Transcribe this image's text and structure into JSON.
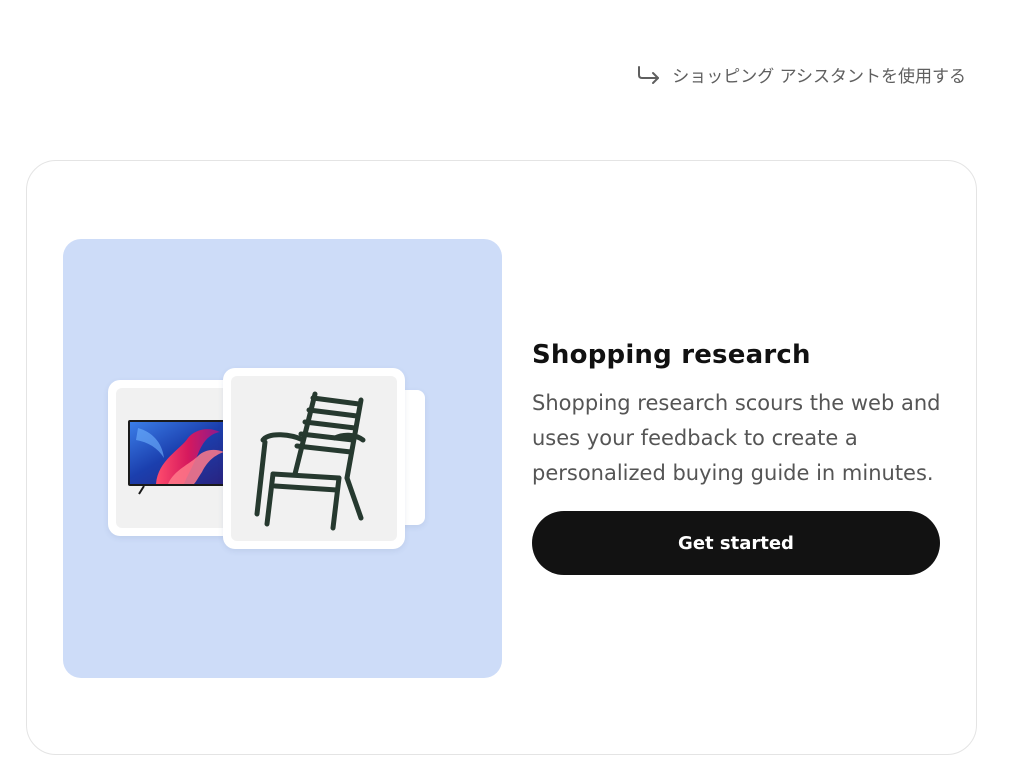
{
  "header": {
    "action_label": "ショッピング アシスタントを使用する",
    "action_icon": "return-arrow-icon"
  },
  "card": {
    "title": "Shopping research",
    "description": "Shopping research scours the web and uses your feedback to create a personalized buying guide in minutes.",
    "cta_label": "Get started"
  },
  "illustration": {
    "background_color": "#cddcf8",
    "items": [
      "tv-image",
      "chair-image"
    ]
  },
  "colors": {
    "cta_background": "#121212",
    "cta_text": "#ffffff",
    "title_text": "#111111",
    "body_text": "#555555",
    "link_text": "#5f5f5f"
  }
}
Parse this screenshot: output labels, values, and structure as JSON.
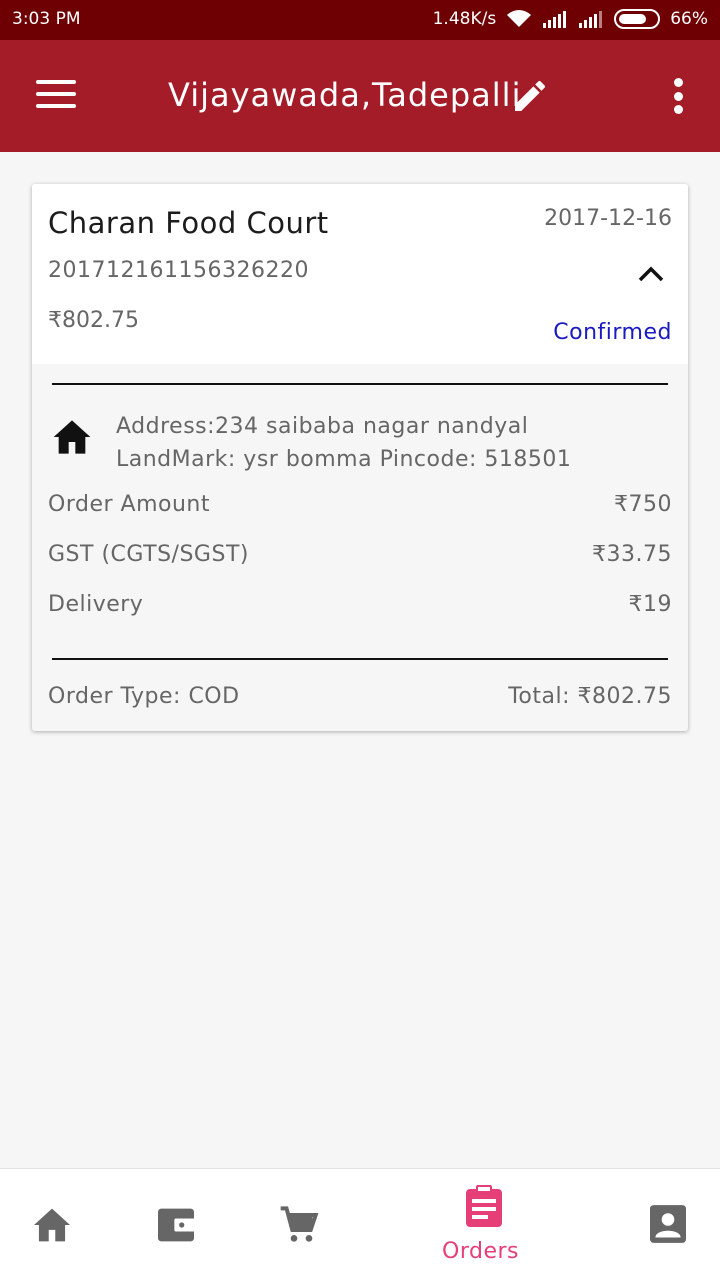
{
  "status_bar": {
    "time": "3:03 PM",
    "speed": "1.48K/s",
    "battery": "66%"
  },
  "app_bar": {
    "title": "Vijayawada,Tadepalli",
    "icons": [
      "menu-icon",
      "edit-pencil-icon",
      "more-vert-icon"
    ]
  },
  "order": {
    "store": "Charan Food Court",
    "date": "2017-12-16",
    "order_id": "201712161156326220",
    "amount": "₹802.75",
    "status": "Confirmed",
    "address_line1": "Address:234 saibaba nagar nandyal",
    "address_line2": "LandMark: ysr bomma Pincode: 518501",
    "order_amount_label": "Order Amount",
    "order_amount_value": "₹750",
    "gst_label": "GST (CGTS/SGST)",
    "gst_value": "₹33.75",
    "delivery_label": "Delivery",
    "delivery_value": "₹19",
    "order_type": "Order Type: COD",
    "total": "Total: ₹802.75"
  },
  "bottom_nav": {
    "items": [
      "home-icon",
      "wallet-icon",
      "cart-icon",
      "orders-icon",
      "account-icon"
    ],
    "active_label": "Orders",
    "active_color": "#e63f78"
  },
  "colors": {
    "status_bar": "#6e0003",
    "app_bar": "#a51c29",
    "status_text": "#1a1ac0"
  }
}
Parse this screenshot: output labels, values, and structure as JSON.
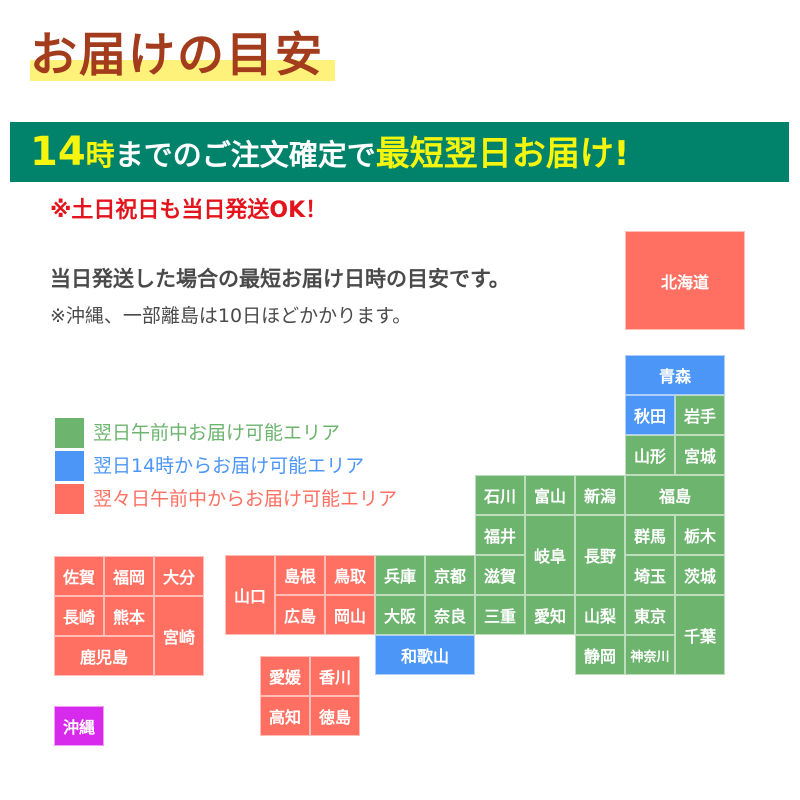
{
  "header": {
    "title": "お届けの目安"
  },
  "banner": {
    "part_hour": "14",
    "part_hour_suffix": "時",
    "part_middle": "までのご注文確定で",
    "part_emphasis": "最短翌日お届け!"
  },
  "notice_weekend": "※土日祝日も当日発送OK！",
  "description": {
    "main": "当日発送した場合の最短お届け日時の目安です。",
    "note": "※沖縄、一部離島は10日ほどかかります。"
  },
  "colors": {
    "green": "#6db46f",
    "blue": "#4c96f7",
    "red": "#ff6f62",
    "purple": "#d82aec",
    "title": "#a33c1c",
    "banner": "#00826b"
  },
  "legend": [
    {
      "label": "翌日午前中お届け可能エリア",
      "category": "green"
    },
    {
      "label": "翌日14時からお届け可能エリア",
      "category": "blue"
    },
    {
      "label": "翌々日午前中からお届け可能エリア",
      "category": "red"
    }
  ],
  "prefectures": {
    "hokkaido": {
      "name": "北海道",
      "category": "red"
    },
    "aomori": {
      "name": "青森",
      "category": "blue"
    },
    "akita": {
      "name": "秋田",
      "category": "blue"
    },
    "iwate": {
      "name": "岩手",
      "category": "green"
    },
    "yamagata": {
      "name": "山形",
      "category": "green"
    },
    "miyagi": {
      "name": "宮城",
      "category": "green"
    },
    "ishikawa": {
      "name": "石川",
      "category": "green"
    },
    "toyama": {
      "name": "富山",
      "category": "green"
    },
    "niigata": {
      "name": "新潟",
      "category": "green"
    },
    "fukushima": {
      "name": "福島",
      "category": "green"
    },
    "fukui": {
      "name": "福井",
      "category": "green"
    },
    "gifu": {
      "name": "岐阜",
      "category": "green"
    },
    "nagano": {
      "name": "長野",
      "category": "green"
    },
    "gunma": {
      "name": "群馬",
      "category": "green"
    },
    "tochigi": {
      "name": "栃木",
      "category": "green"
    },
    "shiga": {
      "name": "滋賀",
      "category": "green"
    },
    "saitama": {
      "name": "埼玉",
      "category": "green"
    },
    "ibaraki": {
      "name": "茨城",
      "category": "green"
    },
    "mie": {
      "name": "三重",
      "category": "green"
    },
    "aichi": {
      "name": "愛知",
      "category": "green"
    },
    "yamanashi": {
      "name": "山梨",
      "category": "green"
    },
    "tokyo": {
      "name": "東京",
      "category": "green"
    },
    "chiba": {
      "name": "千葉",
      "category": "green"
    },
    "shizuoka": {
      "name": "静岡",
      "category": "green"
    },
    "kanagawa": {
      "name": "神奈川",
      "category": "green"
    },
    "hyogo": {
      "name": "兵庫",
      "category": "green"
    },
    "kyoto": {
      "name": "京都",
      "category": "green"
    },
    "osaka": {
      "name": "大阪",
      "category": "green"
    },
    "nara": {
      "name": "奈良",
      "category": "green"
    },
    "wakayama": {
      "name": "和歌山",
      "category": "blue"
    },
    "yamaguchi": {
      "name": "山口",
      "category": "red"
    },
    "shimane": {
      "name": "島根",
      "category": "red"
    },
    "tottori": {
      "name": "鳥取",
      "category": "red"
    },
    "hiroshima": {
      "name": "広島",
      "category": "red"
    },
    "okayama": {
      "name": "岡山",
      "category": "red"
    },
    "saga": {
      "name": "佐賀",
      "category": "red"
    },
    "fukuoka": {
      "name": "福岡",
      "category": "red"
    },
    "oita": {
      "name": "大分",
      "category": "red"
    },
    "nagasaki": {
      "name": "長崎",
      "category": "red"
    },
    "kumamoto": {
      "name": "熊本",
      "category": "red"
    },
    "miyazaki": {
      "name": "宮崎",
      "category": "red"
    },
    "kagoshima": {
      "name": "鹿児島",
      "category": "red"
    },
    "ehime": {
      "name": "愛媛",
      "category": "red"
    },
    "kagawa": {
      "name": "香川",
      "category": "red"
    },
    "kochi": {
      "name": "高知",
      "category": "red"
    },
    "tokushima": {
      "name": "徳島",
      "category": "red"
    },
    "okinawa": {
      "name": "沖縄",
      "category": "purple"
    }
  }
}
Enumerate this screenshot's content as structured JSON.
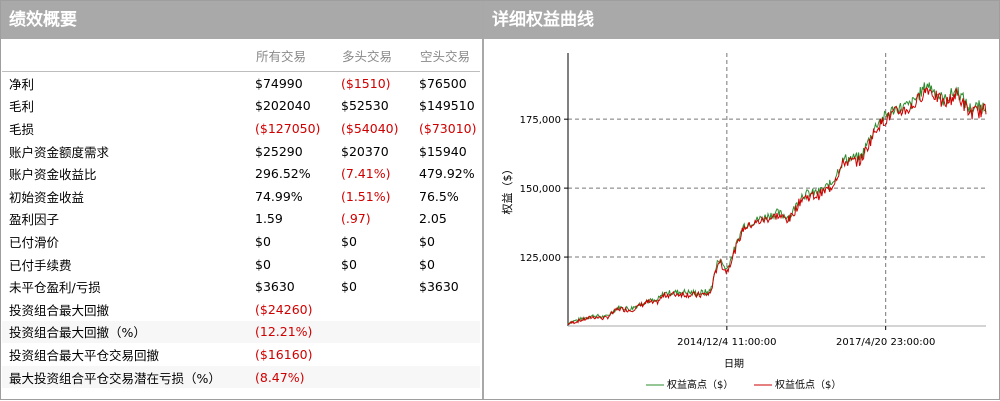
{
  "summary": {
    "title": "绩效概要",
    "columns": [
      "所有交易",
      "多头交易",
      "空头交易"
    ],
    "rows": [
      {
        "label": "净利",
        "values": [
          "$74990",
          "($1510)",
          "$76500"
        ]
      },
      {
        "label": "毛利",
        "values": [
          "$202040",
          "$52530",
          "$149510"
        ]
      },
      {
        "label": "毛损",
        "values": [
          "($127050)",
          "($54040)",
          "($73010)"
        ]
      },
      {
        "label": "账户资金额度需求",
        "values": [
          "$25290",
          "$20370",
          "$15940"
        ]
      },
      {
        "label": "账户资金收益比",
        "values": [
          "296.52%",
          "(7.41%)",
          "479.92%"
        ]
      },
      {
        "label": "初始资金收益",
        "values": [
          "74.99%",
          "(1.51%)",
          "76.5%"
        ]
      },
      {
        "label": "盈利因子",
        "values": [
          "1.59",
          "(.97)",
          "2.05"
        ]
      },
      {
        "label": "已付滑价",
        "values": [
          "$0",
          "$0",
          "$0"
        ]
      },
      {
        "label": "已付手续费",
        "values": [
          "$0",
          "$0",
          "$0"
        ]
      },
      {
        "label": "未平仓盈利/亏损",
        "values": [
          "$3630",
          "$0",
          "$3630"
        ]
      },
      {
        "label": "投资组合最大回撤",
        "values": [
          "($24260)",
          "",
          ""
        ]
      },
      {
        "label": "投资组合最大回撤（%）",
        "values": [
          "(12.21%)",
          "",
          ""
        ]
      },
      {
        "label": "投资组合最大平仓交易回撤",
        "values": [
          "($16160)",
          "",
          ""
        ]
      },
      {
        "label": "最大投资组合平仓交易潜在亏损（%）",
        "values": [
          "(8.47%)",
          "",
          ""
        ]
      }
    ]
  },
  "colors": {
    "negative": "#d00000",
    "header_bg": "#a9a9a9",
    "series_high": "#2e8b2e",
    "series_low": "#cc0000"
  },
  "chart_data": {
    "type": "line",
    "title": "详细权益曲线",
    "xlabel": "日期",
    "ylabel": "权益（$）",
    "x_ticks": [
      "2014/12/4 11:00:00",
      "2017/4/20 23:00:00"
    ],
    "y_ticks": [
      "125,000",
      "150,000",
      "175,000"
    ],
    "ylim": [
      100000,
      199000
    ],
    "grid": true,
    "legend_position": "bottom-center",
    "series": [
      {
        "name": "权益高点（$）",
        "color": "#2e8b2e"
      },
      {
        "name": "权益低点（$）",
        "color": "#cc0000"
      }
    ],
    "x_index": [
      0,
      6,
      9,
      12,
      15,
      19,
      21,
      23,
      27,
      31,
      34,
      36,
      38,
      42,
      46,
      50,
      53,
      56,
      60,
      63,
      66,
      70,
      74,
      78,
      82,
      86,
      90,
      93,
      96,
      100
    ],
    "values": [
      101000,
      103500,
      103000,
      106500,
      106000,
      109000,
      108500,
      111500,
      112000,
      111500,
      112000,
      124000,
      120000,
      136000,
      138500,
      140500,
      139000,
      147000,
      148000,
      151000,
      160000,
      160500,
      173000,
      178000,
      179500,
      187000,
      181000,
      185000,
      178000,
      179000
    ]
  }
}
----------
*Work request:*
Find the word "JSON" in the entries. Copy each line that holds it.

*Response to this task:*
Transcribe this image's text and structure into JSON.
Parse this screenshot: output labels, values, and structure as JSON.
Parse this screenshot: output labels, values, and structure as JSON.
Enumerate this screenshot's content as structured JSON.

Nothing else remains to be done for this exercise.